Second, Brennan’s analysis—as well as that of all the social scientists pondering the strange behavior of voters—is predicated an on overly individualistic model of society. As a libertarian, he should be more familiar with Hayek’s idea of spontaneous order (equivalent to the modern concept of emergence). The entire idea of spontaneous order / emergence is that—when lots of individual actions are combined—you get structures of behavior that are not evident at the micro level.
No individual termite has a blueprint for the termite mound, and yet—together—they build one. And, prior to Hayek’s breakthrough essay The Use of Knowledge in Society, no human being had a concept of the role of prices in conveying information through society. And yet, they did. If you insist on viewing human behavior only at the lowest level of analysis—only at the level of individual actions and incentives—then you run the risk of missing the forest for the trees. It’s not as though the price system is inviolable, after all. More than once in recent history this or that ideology has instituted centralized, command-pricing successfully. “Successfully” in the sense of successfully eradicating a functioning market, of course. The results were decidedly less than successful for the tens of millions who starved to death as a result of these hubristic experiments.

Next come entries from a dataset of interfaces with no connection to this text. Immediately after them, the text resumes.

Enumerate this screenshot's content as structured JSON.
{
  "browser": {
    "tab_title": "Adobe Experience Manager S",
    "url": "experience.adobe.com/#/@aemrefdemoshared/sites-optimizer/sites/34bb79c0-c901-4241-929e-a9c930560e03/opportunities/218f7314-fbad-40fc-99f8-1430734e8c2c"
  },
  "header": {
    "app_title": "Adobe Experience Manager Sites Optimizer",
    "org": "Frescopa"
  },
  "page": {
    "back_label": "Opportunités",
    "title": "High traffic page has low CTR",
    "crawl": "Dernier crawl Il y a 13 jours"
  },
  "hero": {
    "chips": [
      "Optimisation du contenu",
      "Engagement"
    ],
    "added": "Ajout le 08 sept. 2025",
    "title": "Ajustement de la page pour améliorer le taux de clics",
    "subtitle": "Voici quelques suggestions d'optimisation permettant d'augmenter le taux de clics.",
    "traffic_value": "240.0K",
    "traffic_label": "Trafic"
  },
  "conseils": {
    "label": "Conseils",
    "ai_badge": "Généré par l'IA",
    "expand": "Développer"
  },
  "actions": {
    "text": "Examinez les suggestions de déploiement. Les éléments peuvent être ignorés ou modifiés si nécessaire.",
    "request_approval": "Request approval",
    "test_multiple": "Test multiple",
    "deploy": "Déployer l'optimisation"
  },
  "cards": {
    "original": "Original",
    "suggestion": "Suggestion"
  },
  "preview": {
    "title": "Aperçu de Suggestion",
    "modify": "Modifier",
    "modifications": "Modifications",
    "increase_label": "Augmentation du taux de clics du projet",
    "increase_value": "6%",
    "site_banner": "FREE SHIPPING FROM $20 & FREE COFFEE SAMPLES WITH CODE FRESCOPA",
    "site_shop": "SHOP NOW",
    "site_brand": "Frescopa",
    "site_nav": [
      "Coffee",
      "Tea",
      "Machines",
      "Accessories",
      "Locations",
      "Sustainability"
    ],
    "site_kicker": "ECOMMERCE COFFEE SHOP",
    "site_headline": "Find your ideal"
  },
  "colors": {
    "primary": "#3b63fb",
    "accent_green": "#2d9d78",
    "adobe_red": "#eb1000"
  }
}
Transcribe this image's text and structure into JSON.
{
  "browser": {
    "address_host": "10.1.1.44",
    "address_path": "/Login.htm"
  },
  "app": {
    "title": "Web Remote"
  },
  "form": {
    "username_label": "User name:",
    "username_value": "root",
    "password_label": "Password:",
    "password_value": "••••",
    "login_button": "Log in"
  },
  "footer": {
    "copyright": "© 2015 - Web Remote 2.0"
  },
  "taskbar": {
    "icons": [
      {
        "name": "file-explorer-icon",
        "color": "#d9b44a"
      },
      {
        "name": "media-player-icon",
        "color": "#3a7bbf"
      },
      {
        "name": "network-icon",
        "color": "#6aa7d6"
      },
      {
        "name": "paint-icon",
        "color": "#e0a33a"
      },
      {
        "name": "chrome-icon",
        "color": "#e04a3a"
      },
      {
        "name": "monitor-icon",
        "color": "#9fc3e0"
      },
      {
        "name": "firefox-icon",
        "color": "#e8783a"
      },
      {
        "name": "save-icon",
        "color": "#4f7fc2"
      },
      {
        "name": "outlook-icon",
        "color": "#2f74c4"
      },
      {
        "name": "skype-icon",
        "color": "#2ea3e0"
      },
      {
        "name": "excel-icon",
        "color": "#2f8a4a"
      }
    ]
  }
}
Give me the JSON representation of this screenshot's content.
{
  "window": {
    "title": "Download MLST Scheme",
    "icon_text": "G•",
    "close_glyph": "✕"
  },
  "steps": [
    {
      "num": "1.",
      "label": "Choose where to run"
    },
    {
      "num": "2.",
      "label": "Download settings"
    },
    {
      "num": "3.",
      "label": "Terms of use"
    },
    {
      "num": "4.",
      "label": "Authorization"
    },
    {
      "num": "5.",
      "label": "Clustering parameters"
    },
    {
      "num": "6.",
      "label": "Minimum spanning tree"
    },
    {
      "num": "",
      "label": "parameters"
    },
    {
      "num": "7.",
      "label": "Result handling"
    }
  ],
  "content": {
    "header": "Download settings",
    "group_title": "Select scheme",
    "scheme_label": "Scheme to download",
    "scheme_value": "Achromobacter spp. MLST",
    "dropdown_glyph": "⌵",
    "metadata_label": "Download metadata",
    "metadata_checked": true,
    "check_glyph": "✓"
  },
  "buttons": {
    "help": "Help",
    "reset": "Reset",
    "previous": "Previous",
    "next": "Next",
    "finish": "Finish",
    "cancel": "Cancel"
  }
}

Although it is tentative, I believe that Book of Mormon references to ideas like “the voice of the people,” speak to a view that is less individualistic than our modern conception of society and that, to the extent that society is viewed as a complex system with the potential for emergent properties and behaviors, this view might be more accurate than our hyper-individualistic one.

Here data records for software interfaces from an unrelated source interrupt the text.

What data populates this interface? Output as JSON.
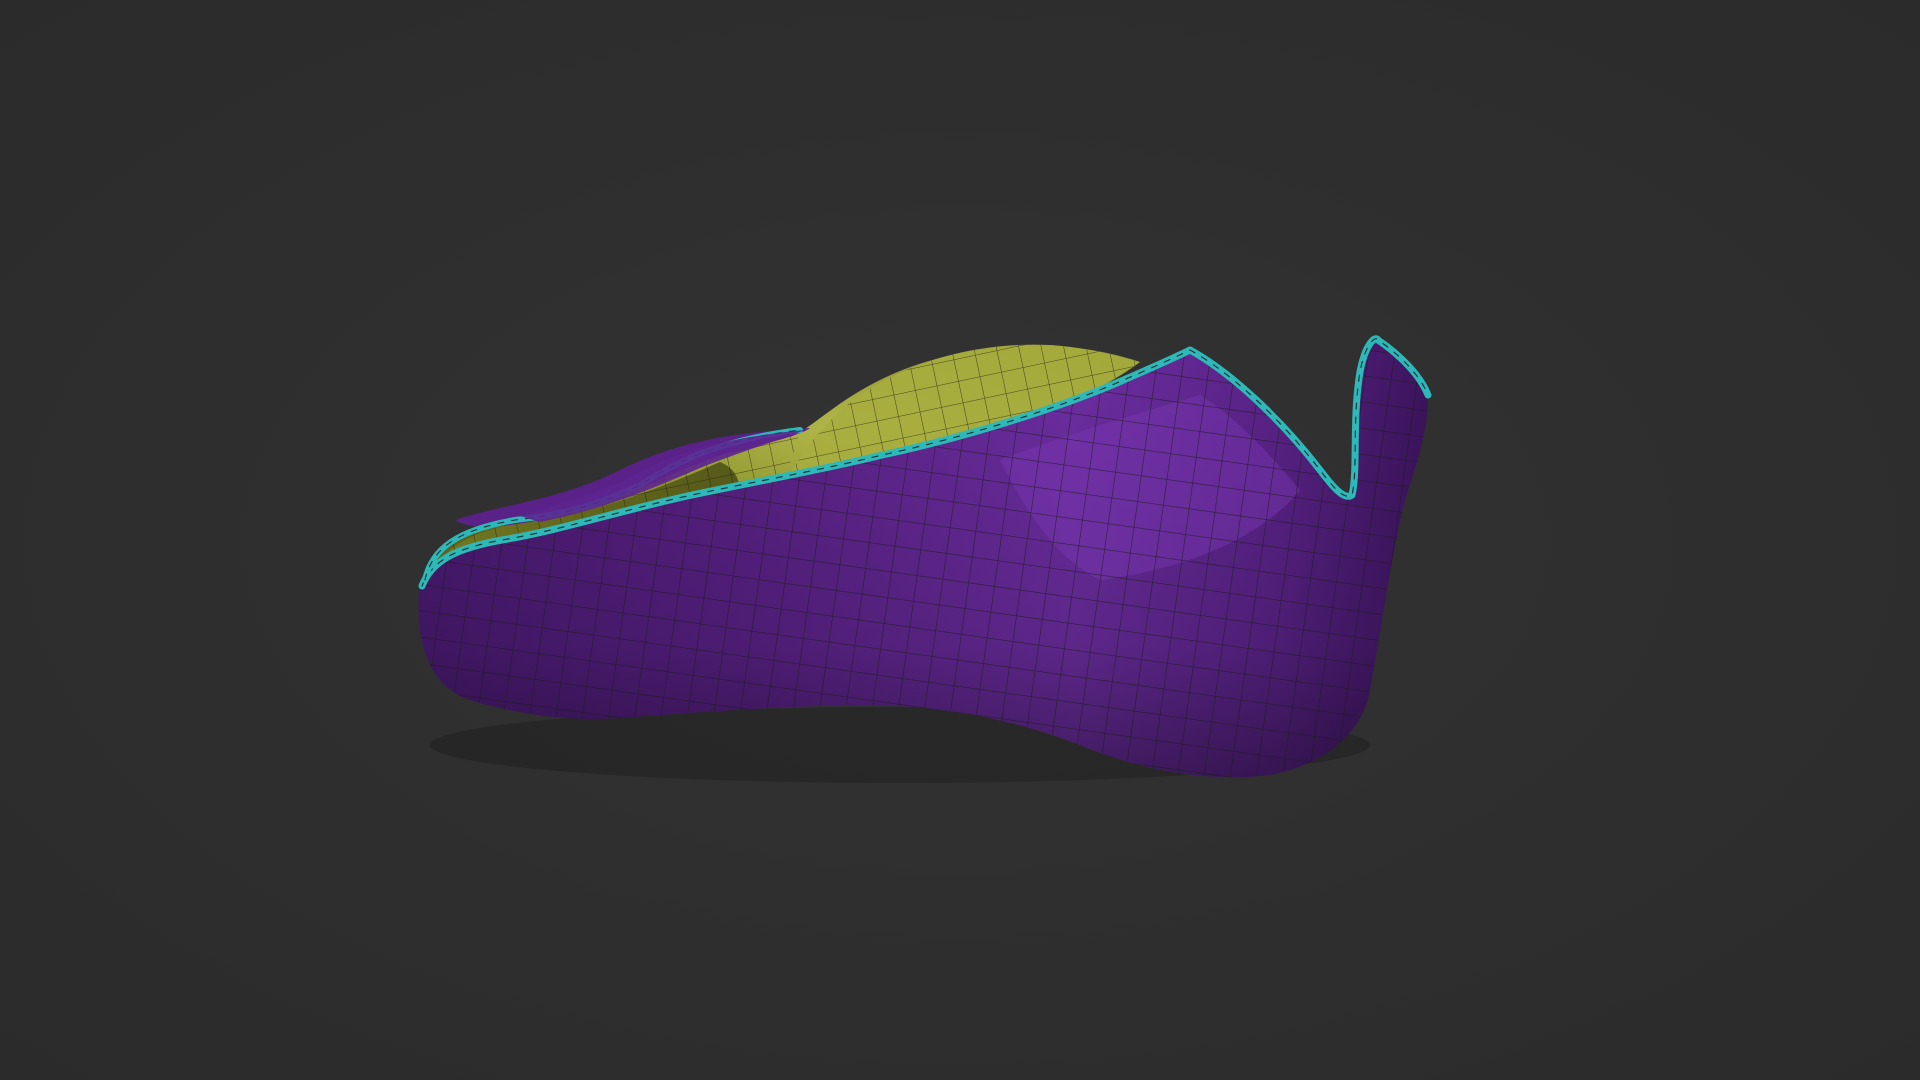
{
  "viewport": {
    "background": "#2f2f2f"
  },
  "model": {
    "kind": "hat-mesh-polygroups",
    "polygroup_colors": {
      "outer_shell": "#6a2a9a",
      "inner_shell": "#9aa034",
      "rim_border": "#2fb8b8",
      "wireframe": "#1a1a1a"
    }
  }
}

I do not argue with the contention that many of the problems plaguing the United States–and possibly other governments, although I am not in a place to say–are a result of elitism and corruption stemming from irrational voters acting out their irresponsible prejudices. One could not possibly ask for a better example than Donald Trump’s current place in the polls. Brennan’s recommendation, however, to just tell the irrational voters to go home is unacceptable given Mormon understanding of civic duty and in the long run would exacerbate rather than ameliorate our present, dire condition.